By Guy Hubbard
GANTA, Liberia, 15 July 2010 – At 6 a.m., Atleta Suomie is already hard at work sweeping the floor and arranging the merchandise in her family’s small store. Atleta is a top mathematics student and this comes in handy through the morning’s roaring trade. But come lunchtime, she hands the shop over to her stepmother, changes into her school uniform, collects her books and leaves the shop.
|UNICEF correspondent Vivian Siu reports on the introduction of free primary education in Liberia.|
Her route to school takes her past the shells of buildings destroyed by rockets and signposts riddled with bullet holes. Ganta was the scene of vicious battles during Liberia’s 14-year civil war, and the scars of the conflict are everywhere. Thousands fled the fighting here. Everyone was affected.
Atleta and her family fled Ganta to seek refuge in the capital, Monrovia. Her mother died in childbirth en route and she herself missed out on years of schooling.
Picking up the pieces
“When we woke up that morning, we just heard gunfire,” explains Atleta’s father, Edward Suomie, describing the ordeal.
|© UNICEF video|
|Due to Liberia's long civil war, Atleta Soumie (left) and thousands of other students missed years of schooling. With the introduction of free primary education, Atleta is able to attend classes after she finishes work at her family's business.|
“We left everything – our house, our materials, everything, and ran into the bush with the children,” he continues. “The children’s mother was with me and when we ran into the bush. She was pregnant, she fell in pain and that was how we lost her. Then we all fled to Monrovia.”
Six years on, Liberia is still struggling to pick up the pieces. Ghostly shells overlook Monrovia, an ever-present reminder of nearly 14 years of conflict that saw the almost total collapse of the city’s infrastructure.
The country’s young people were affected the worst. Many were killed, orphaned or recruited as child soldiers, losing their childhood forever.
Meanwhile, the education system collapsed, as various rebel groups swept through the country, often targeting schools for recruits. Almost every child in every classroom has missed out on years of learning. Now they’re desperately trying to catch up.
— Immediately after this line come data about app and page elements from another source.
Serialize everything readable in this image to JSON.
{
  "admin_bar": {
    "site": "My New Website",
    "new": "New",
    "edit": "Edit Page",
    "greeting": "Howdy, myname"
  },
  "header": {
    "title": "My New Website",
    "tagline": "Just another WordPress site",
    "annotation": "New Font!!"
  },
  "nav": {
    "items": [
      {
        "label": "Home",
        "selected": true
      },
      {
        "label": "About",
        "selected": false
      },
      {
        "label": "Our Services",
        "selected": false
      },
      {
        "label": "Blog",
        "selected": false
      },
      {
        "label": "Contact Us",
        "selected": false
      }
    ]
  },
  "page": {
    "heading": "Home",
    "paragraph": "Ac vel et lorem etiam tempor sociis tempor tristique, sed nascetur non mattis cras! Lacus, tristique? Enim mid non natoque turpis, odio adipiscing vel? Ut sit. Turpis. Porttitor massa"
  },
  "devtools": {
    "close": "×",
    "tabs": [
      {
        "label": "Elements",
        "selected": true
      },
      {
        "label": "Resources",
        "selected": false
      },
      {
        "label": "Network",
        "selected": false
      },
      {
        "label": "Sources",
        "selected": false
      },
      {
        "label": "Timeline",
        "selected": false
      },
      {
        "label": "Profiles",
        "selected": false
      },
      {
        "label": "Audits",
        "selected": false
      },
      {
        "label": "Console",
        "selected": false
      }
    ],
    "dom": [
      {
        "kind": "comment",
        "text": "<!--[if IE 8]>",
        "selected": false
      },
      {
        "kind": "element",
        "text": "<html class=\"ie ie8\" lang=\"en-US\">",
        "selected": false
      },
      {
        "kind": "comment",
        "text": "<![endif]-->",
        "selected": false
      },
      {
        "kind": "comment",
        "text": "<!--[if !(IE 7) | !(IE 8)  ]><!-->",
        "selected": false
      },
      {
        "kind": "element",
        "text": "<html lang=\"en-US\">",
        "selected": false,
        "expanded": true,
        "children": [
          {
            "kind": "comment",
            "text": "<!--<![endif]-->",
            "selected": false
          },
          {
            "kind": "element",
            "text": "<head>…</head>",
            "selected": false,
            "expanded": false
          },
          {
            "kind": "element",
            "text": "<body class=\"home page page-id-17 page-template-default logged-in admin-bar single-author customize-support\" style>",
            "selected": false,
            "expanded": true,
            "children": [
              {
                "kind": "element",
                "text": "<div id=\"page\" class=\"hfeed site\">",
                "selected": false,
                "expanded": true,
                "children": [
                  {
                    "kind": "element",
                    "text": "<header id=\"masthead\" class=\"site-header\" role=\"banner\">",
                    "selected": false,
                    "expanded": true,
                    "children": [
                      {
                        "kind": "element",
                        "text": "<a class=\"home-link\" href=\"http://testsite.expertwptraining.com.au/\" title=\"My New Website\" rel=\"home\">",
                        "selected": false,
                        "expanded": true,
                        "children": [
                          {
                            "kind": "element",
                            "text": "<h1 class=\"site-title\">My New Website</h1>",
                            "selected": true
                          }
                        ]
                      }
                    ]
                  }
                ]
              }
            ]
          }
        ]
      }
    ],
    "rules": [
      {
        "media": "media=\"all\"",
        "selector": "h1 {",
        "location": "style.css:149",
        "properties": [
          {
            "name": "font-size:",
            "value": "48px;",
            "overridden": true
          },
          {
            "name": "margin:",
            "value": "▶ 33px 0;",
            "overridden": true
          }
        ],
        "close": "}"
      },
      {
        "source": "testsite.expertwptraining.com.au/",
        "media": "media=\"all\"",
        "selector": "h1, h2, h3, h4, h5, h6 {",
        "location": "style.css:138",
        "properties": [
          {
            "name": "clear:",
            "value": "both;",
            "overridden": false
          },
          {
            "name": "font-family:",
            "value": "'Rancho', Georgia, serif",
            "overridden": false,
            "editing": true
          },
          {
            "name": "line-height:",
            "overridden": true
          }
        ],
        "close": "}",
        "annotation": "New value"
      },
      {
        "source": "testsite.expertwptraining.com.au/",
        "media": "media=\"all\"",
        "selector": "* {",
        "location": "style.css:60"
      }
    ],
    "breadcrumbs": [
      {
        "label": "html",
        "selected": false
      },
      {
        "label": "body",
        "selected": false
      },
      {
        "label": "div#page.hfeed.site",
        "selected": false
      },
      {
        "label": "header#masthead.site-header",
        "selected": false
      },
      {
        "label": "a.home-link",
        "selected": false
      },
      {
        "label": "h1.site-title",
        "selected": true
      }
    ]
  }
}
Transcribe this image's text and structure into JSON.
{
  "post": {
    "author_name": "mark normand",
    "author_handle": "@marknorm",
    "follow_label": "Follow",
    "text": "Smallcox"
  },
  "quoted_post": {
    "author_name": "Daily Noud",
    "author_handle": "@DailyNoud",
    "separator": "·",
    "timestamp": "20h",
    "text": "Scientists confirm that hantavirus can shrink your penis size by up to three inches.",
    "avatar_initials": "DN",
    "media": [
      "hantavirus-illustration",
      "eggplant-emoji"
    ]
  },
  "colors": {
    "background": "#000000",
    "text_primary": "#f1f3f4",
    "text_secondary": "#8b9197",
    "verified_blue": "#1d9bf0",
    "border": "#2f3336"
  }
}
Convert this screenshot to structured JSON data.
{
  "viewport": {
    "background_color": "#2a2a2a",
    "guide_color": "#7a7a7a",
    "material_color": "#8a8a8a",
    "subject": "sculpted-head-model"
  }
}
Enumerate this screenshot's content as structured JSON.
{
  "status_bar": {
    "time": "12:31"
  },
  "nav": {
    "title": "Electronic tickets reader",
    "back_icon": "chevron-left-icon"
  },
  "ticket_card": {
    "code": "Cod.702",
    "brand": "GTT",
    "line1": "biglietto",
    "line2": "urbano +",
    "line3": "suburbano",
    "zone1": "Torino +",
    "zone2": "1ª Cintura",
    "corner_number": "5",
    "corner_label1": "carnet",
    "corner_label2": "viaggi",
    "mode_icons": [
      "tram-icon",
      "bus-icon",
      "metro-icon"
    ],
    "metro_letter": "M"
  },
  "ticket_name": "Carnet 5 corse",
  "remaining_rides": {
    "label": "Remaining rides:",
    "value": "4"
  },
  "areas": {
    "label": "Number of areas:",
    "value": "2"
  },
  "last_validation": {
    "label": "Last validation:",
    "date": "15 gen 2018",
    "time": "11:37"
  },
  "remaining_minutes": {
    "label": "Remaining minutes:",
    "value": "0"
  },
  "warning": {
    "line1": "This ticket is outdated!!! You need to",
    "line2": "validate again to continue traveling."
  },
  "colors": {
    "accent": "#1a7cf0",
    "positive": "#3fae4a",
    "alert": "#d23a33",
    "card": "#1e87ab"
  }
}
Free education and overcrowding
Liberian President Ellen Johnson Sirleaf, a Harvard-trained economist, is well aware of the importance of education in the effort to undo years of neglect. Her government has introduced free primary education for all and has tasked the Ministry of Education with providing it.
|© UNICEF video|
|Liberia's schools are overcrowded, with a high teacher-to-student ratio. The Government of Liberia, UNICEF and other partners are working to improve the situation.|
Architect, Finley Pitt is proud of her work here. “The people of this area, the people of Nimba, are well known to have a high value on education,” says Pitt. “So if this project is going to succeed … the sense of ownership the community have over this project is very important.”
And UNICEF and its partners in Liberia have placed special emphasis on girls’ education. As a result, girls in school now outnumber boys here – a major advancement in West Africa, where girls are often forced out of school and into early marriage.
A long way to go
“Education is important, because when you are educated you’re able to get a job,” says Atleta. “When you’re working, you can earn money and be able to support other people.”
|© UNICEF video|
|Atleta Soumie works at her family's store in the mornings before going to school in Ganta, Liberia.|
Since free education was introduced three years ago, student enrollment has increased dramatically. Thousands of children here have returned to school – even those who are well past primary school age.
But while the introduction of free primary education has made education far more accessible, it has compounded overcrowding in schools as new students arrive daily. It is a school’s responsibility to accept everyone, and thus the teachers’ capabilities are stretched. Liberia’s schools are severely lacking in resources, and classrooms are packed so tightly that students often have to bring their own chairs.
Atleta’s school in Ganta is no exception. It became so overcrowded in recent years that some classes moved outdoors and the small faculty had to teach hundreds of students at a time.
School construction and rehabilitation
Now, however, UNICEF, through the Education Pooled Fund – comprising donations from the Government of the Netherlands and the Open Society Institute – has been building and rehabilitating schools throughout Liberia. Here in Ganta, a new child-friendly school is expected to be completed this month.
Her father agrees: “I believe that education is important for every human society. I will try my best to make sure my kids get through high school and go even further, like university.”
With a dedicated President, universal access to primary education, new teachers and new schools, Liberia is on the right track – but it still has a long way to go. Much more needs to be done before the country is able to provide free quality education for all. This will require huge amounts of time, effort and investment. Still, it is only through education that Liberia’s young people will be able to lift themselves out of poverty to rebuild their nation.
'Back on Track' website